what we have learned

Recently I asked the children what they had learned from me.  They drew a complete blank for some time.  Then Iris had an inspiration.  "The difference between champagne and sparkling wine!  Champagne is from Champagne, and everything else is sparkling wine."

I felt a bit taken aback.  Surely I had given them so much more.  Even if we were to limit ourselves to this bit of knowledge, where were cava and prosecco?  I decided to make the best of it and asked cautiously, "And how do you tell how good it is?"

"By the size of the bubbles," answered my non-drinking minor child triumphantly.  At least I have imparted something useful, I consoled myself.  They won't be drinking AndrĂ© on my watch, I thought.

Thursday, October 03, 2013

the stereotypes are so wrong

In our culture, the crazy cat lady is viewed as living frugally. She and her many cats live off a shared diet of cat food in a small apartment quite cozily (but undoubtedly with the heat on a low setting).

It's all wrong.  Today I took our most majestic animal, Frowst, to a vet, where I paid $666 (not kidding) and took home an estimate for an additional fee of $1,800.  Being a crazy cat lady is a luxury lifestyle.

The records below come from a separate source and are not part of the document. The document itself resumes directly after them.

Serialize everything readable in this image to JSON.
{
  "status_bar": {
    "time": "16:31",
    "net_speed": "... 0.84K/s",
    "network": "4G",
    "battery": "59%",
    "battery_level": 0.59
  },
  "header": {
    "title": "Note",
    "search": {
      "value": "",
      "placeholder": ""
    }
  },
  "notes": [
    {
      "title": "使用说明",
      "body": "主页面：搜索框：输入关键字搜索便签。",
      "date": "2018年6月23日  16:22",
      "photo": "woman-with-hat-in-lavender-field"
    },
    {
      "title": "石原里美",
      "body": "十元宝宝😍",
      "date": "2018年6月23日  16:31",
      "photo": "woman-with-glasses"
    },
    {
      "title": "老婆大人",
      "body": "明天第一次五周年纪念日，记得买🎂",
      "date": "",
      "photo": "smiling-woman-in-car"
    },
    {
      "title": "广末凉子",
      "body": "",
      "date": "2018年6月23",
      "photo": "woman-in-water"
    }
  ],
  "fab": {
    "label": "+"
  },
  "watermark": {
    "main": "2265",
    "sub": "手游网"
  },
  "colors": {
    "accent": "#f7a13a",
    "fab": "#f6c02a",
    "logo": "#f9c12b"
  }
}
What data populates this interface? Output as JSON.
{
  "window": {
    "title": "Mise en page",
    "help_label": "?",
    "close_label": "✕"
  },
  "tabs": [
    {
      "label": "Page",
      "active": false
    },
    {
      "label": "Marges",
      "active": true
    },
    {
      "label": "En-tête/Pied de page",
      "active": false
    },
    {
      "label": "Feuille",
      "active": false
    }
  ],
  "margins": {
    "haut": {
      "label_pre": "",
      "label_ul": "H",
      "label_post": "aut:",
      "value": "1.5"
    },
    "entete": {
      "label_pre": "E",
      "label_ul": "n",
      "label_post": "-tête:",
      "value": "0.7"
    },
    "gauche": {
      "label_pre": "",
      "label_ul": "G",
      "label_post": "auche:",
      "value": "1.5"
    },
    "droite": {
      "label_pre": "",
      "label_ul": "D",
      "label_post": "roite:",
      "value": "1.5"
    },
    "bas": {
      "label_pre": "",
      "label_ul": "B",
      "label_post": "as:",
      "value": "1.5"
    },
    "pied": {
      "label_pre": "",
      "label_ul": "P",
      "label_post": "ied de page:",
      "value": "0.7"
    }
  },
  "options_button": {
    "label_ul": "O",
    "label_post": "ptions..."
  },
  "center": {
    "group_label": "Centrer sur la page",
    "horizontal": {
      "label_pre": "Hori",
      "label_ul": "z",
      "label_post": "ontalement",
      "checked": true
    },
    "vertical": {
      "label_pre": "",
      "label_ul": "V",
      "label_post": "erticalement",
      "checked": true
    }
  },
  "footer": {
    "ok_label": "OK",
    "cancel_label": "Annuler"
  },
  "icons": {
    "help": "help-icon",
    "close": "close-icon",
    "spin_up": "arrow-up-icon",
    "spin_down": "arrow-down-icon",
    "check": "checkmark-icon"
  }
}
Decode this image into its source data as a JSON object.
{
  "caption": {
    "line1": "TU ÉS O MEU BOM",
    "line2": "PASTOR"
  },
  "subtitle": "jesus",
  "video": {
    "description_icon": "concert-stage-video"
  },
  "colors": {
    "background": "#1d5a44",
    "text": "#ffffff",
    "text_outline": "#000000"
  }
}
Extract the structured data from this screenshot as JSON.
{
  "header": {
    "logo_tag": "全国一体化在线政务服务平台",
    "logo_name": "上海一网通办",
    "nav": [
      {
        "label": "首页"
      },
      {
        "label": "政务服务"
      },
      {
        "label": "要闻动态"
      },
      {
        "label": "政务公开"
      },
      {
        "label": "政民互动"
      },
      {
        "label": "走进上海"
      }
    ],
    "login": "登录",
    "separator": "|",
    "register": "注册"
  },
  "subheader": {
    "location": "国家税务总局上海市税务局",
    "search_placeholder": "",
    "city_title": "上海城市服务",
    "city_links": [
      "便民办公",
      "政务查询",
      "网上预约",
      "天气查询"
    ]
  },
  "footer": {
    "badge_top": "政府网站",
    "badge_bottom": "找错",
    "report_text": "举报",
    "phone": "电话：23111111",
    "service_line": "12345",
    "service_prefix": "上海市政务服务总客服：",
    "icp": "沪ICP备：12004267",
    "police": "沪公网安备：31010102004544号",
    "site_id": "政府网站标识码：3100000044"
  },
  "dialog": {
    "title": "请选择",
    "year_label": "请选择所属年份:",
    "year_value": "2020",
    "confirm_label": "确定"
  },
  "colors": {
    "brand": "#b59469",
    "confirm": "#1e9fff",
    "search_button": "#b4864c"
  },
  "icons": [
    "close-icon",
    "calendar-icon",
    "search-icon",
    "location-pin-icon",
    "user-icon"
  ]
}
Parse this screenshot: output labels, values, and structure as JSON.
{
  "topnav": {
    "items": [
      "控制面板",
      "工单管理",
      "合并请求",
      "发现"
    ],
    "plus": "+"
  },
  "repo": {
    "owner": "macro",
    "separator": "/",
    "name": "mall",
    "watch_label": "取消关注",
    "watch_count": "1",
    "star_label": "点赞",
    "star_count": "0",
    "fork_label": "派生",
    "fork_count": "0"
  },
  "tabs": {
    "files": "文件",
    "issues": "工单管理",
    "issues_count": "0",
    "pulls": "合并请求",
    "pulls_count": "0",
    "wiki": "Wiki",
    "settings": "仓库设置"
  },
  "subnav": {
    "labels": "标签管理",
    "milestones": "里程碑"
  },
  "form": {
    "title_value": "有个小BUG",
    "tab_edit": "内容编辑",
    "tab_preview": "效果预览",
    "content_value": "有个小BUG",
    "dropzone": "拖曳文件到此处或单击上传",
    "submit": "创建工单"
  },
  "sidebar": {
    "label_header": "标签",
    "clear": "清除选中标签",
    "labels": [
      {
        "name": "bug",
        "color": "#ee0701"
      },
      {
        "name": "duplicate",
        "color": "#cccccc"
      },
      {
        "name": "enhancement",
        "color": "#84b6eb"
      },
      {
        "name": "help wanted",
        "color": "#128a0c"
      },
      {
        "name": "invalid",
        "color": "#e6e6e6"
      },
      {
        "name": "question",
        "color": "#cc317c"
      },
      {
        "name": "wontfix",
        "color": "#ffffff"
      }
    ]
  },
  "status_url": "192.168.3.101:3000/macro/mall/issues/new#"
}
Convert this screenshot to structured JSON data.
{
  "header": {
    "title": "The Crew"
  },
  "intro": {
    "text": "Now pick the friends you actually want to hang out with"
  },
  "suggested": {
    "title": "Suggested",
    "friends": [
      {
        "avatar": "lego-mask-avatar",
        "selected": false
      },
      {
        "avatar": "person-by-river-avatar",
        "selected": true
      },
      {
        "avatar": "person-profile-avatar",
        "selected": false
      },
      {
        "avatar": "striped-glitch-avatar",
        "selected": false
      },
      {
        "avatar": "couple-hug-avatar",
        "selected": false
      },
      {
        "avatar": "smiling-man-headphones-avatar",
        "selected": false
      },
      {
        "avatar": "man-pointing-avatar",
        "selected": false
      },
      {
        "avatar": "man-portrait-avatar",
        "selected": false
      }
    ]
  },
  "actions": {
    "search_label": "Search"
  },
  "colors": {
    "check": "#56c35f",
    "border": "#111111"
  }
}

Wednesday, October 02, 2013

the queen of TMI on Facebook

At Burning Man this year I fell into conversation with a stranger as we had morning cocktails in the deep desert, where you can ride your bike far out to see some large installations.  The conversation somehow drifted to the point where I confided, "I'm the queen of TMI on Facebook."

My new acquaintance did a double take and said, "You're the Drunken Housewife!"

I was so surprised by this that it was a wonder I didn't spill my drink.